Out With the Skim: Research Suggests Full-Fat Milk Does the Body Better
If you grew up in a household with fat-free or low-fat dairy products, you’re not alone.
Things like skim milk and light yogurt are still staples in many refrigerators because that’s what we’ve been told is healthy. In fact, the federal government still advocates consumption of skim milk over whole milk, based on guidelines that were published in 1985.
The verdict on dairy may soon change, though. Research continues to emerge suggesting that whole-fat dairy may not be so bad for you after all. It may actually be better.
Not all fats are created equal
It’s widely known that not all fat is unhealthy. Plant-based fat from foods like avocados, coconuts, olives and nuts can help lower your risk of heart disease, making it superior to most animal-based fat.
While dairy foods are indeed animal-based, newer research suggests that dairy fat has similar health benefits to plant-based fat.
One of the more recent studies, which is gaining quite a bit of traction, was published in the American Journal of Clinical Nutrition. It suggests that older adults with higher levels of dairy-related fatty acids may be less likely to die from heart disease and stroke. A wild concept, considering high-fat dairy was once thought to increase such risks.
Less fat = less filling
When fat is removed from certain products, other additives are often needed to help with taste, texture and consistency.
When you see words like skim, low-fat or fat-free, think processed. And over time, processed foods can lead to chronic diseases such as:
- Heart disease
While it’s true that products with less fat may contain less calories, they are usually also less filling. And when foods are less filling, it’s natural to compensate with more food and drink. So dieters beware: Opting for skim milk on your cereal or in your glass may put you at higher risk of weight gain.
The importance of moderation
Proper and balanced nutrition requires fat. It is critical to your health and well-being. Vitamins A, D, E and K are fat-soluble, meaning they need to be consumed with fat in order to be absorbed by your body. Fat aids in necessary hormone production, and it also protects your organs.
Quality fat matters, but it can be overdone. I don’t recommend guzzling vitamin D milk at every meal and topping it off with a stick of butter smothered in cottage cheese.
The takeaway is this: It’s OK to stop fearing regular dairy products. If you like the taste of the full-fat stuff, stop buying fat-free.
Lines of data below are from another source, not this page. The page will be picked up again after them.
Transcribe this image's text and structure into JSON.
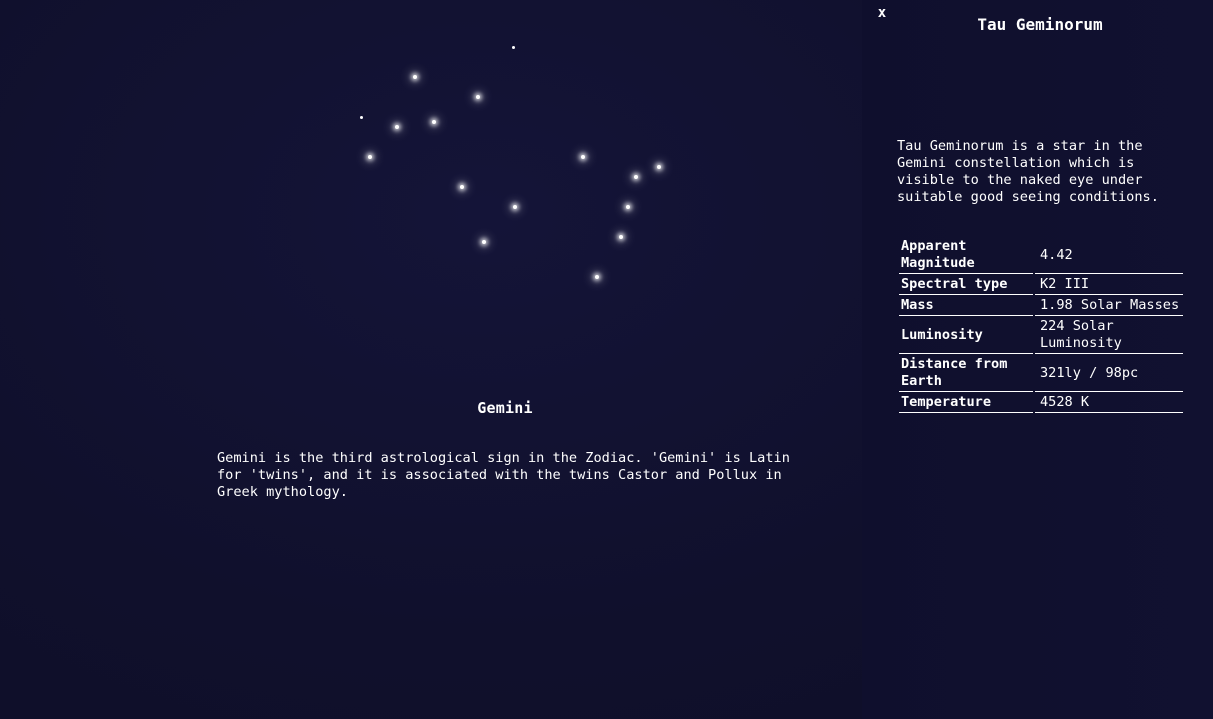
{
  "constellation": {
    "name": "Gemini",
    "description": "Gemini is the third astrological sign in the Zodiac. 'Gemini' is Latin for 'twins', and it is associated with the twins Castor and Pollux in Greek mythology."
  },
  "panel": {
    "close_label": "x",
    "star_name": "Tau Geminorum",
    "star_description": "Tau Geminorum is a star in the Gemini constellation which is visible to the naked eye under suitable good seeing conditions.",
    "properties": [
      {
        "key": "Apparent Magnitude",
        "value": "4.42"
      },
      {
        "key": "Spectral type",
        "value": "K2 III"
      },
      {
        "key": "Mass",
        "value": "1.98 Solar Masses"
      },
      {
        "key": "Luminosity",
        "value": "224 Solar Luminosity"
      },
      {
        "key": "Distance from Earth",
        "value": "321ly / 98pc"
      },
      {
        "key": "Temperature",
        "value": "4528 K"
      }
    ]
  },
  "colors": {
    "background": "#121233",
    "panel": "#101030",
    "text": "#ffffff"
  }
}
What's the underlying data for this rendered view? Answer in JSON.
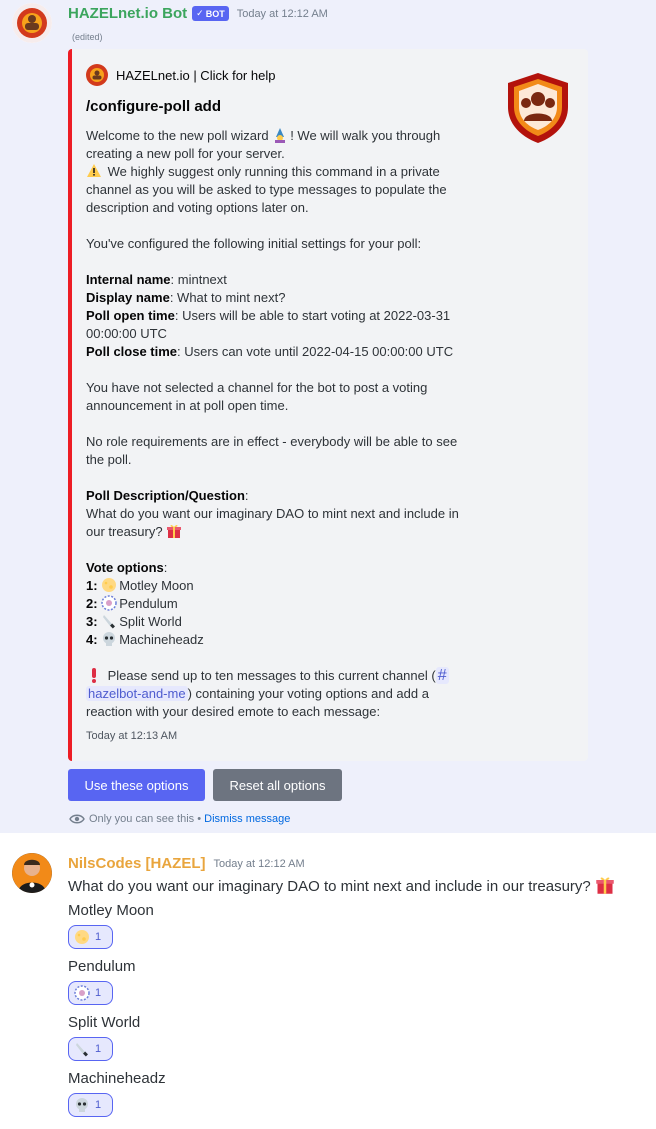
{
  "bot_message": {
    "author": "HAZELnet.io Bot",
    "tag": "BOT",
    "timestamp": "Today at 12:12 AM",
    "edited": "(edited)",
    "embed": {
      "author_name": "HAZELnet.io | Click for help",
      "title": "/configure-poll add",
      "accent_color": "#ed1c24",
      "lines": {
        "intro1a": "Welcome to the new poll wizard ",
        "intro1b": "! We will walk you through",
        "intro2": "creating a new poll for your server.",
        "warn1": " We highly suggest only running this command in a private",
        "warn2": "channel as you will be asked to type messages to populate the",
        "warn3": "description and voting options later on.",
        "configured": "You've configured the following initial settings for your poll:",
        "internal_label": "Internal name",
        "internal_value": ": mintnext",
        "display_label": "Display name",
        "display_value": ": What to mint next?",
        "open_label": "Poll open time",
        "open_value1": ": Users will be able to start voting at 2022-03-31",
        "open_value2": "00:00:00 UTC",
        "close_label": "Poll close time",
        "close_value": ": Users can vote until 2022-04-15 00:00:00 UTC",
        "channel1": "You have not selected a channel for the bot to post a voting",
        "channel2": "announcement in at poll open time.",
        "role1": "No role requirements are in effect - everybody will be able to see",
        "role2": "the poll.",
        "desc_label": "Poll Description/Question",
        "desc_colon": ":",
        "desc1": "What do you want our imaginary DAO to mint next and include in",
        "desc2": "our treasury? ",
        "vote_label": "Vote options",
        "vote_colon": ":",
        "send1": " Please send up to ten messages to this current channel (",
        "send_mention_hash": "#",
        "send_mention": "hazelbot-and-me",
        "send2": ") containing your voting options and add a",
        "send3": "reaction with your desired emote to each message:"
      },
      "options": [
        {
          "num": "1:",
          "name": "Motley Moon",
          "icon": "moon-emoji"
        },
        {
          "num": "2:",
          "name": "Pendulum",
          "icon": "pendulum-emoji"
        },
        {
          "num": "3:",
          "name": "Split World",
          "icon": "knife-emoji"
        },
        {
          "num": "4:",
          "name": "Machineheadz",
          "icon": "skull-emoji"
        }
      ],
      "footer": "Today at 12:13 AM"
    },
    "buttons": {
      "use": "Use these options",
      "reset": "Reset all options"
    },
    "ephemeral": {
      "text": "Only you can see this • ",
      "dismiss": "Dismiss message"
    }
  },
  "user_message": {
    "author": "NilsCodes [HAZEL]",
    "timestamp": "Today at 12:12 AM",
    "question": "What do you want our imaginary DAO to mint next and include in our treasury? ",
    "options": [
      {
        "text": "Motley Moon",
        "reaction_count": "1"
      },
      {
        "text": "Pendulum",
        "reaction_count": "1"
      },
      {
        "text": "Split World",
        "reaction_count": "1"
      },
      {
        "text": "Machineheadz",
        "reaction_count": "1"
      }
    ]
  }
}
Shop the dairy case without hunting for the word “light.” Enjoy whole milk again – and the added health benefits that come with it!
Just keep in mind: As with any recommendation, it's important to have an ongoing discussion with your physician. Medical science is always progressing, and new research may counter current dietary trends.